● Supplied data:
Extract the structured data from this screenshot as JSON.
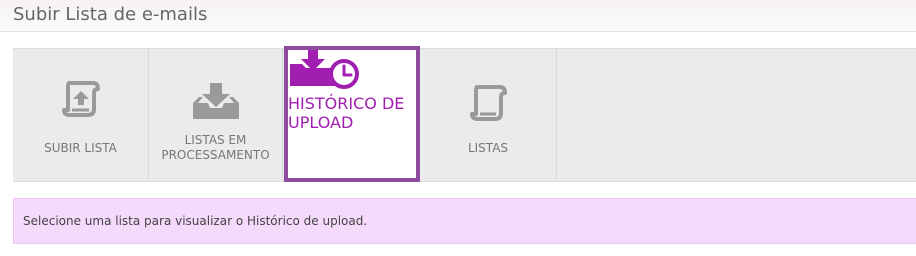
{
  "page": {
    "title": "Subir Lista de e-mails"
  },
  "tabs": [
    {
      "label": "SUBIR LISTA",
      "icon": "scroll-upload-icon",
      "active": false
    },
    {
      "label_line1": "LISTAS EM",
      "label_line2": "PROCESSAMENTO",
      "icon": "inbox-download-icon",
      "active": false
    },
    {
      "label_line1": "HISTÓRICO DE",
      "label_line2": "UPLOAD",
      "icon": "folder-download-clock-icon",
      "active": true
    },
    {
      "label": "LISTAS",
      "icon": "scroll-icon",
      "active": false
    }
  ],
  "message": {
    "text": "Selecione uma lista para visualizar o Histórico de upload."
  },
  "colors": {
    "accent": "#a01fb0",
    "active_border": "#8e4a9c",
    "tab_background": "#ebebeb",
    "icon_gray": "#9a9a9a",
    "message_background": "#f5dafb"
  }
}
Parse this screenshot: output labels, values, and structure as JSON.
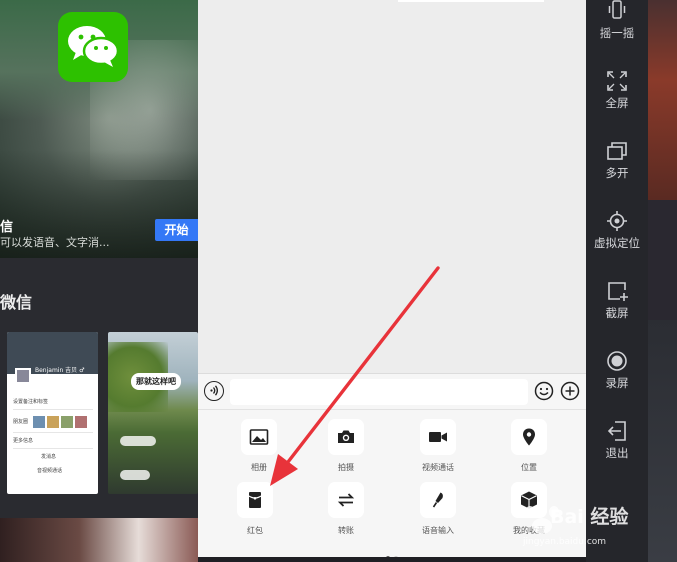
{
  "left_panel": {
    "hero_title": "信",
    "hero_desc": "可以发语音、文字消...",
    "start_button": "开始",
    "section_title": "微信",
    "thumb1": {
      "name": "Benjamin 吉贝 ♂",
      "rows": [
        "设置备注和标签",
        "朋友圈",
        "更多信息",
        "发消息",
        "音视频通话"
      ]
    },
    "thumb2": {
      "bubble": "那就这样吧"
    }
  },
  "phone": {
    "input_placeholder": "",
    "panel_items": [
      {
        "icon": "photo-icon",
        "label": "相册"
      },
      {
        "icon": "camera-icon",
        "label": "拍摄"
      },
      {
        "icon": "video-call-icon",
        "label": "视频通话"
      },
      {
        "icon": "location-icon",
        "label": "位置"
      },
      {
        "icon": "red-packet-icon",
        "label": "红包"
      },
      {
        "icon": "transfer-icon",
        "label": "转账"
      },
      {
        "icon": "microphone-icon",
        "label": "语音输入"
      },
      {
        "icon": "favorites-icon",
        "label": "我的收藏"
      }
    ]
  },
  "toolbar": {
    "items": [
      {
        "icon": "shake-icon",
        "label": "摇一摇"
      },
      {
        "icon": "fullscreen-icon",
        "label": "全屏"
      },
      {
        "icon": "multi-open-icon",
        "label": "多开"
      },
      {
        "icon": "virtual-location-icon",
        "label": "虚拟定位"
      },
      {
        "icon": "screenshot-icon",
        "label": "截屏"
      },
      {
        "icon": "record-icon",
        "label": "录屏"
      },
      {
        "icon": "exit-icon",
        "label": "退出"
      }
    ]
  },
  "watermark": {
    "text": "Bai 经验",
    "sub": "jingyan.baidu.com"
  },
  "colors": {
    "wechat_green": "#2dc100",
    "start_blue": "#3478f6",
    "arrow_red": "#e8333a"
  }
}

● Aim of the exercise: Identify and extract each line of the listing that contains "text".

● Response to the exercise:
    "text": "Selecione uma lista para visualizar o Histórico de upload."
    "text": "Bai 经验",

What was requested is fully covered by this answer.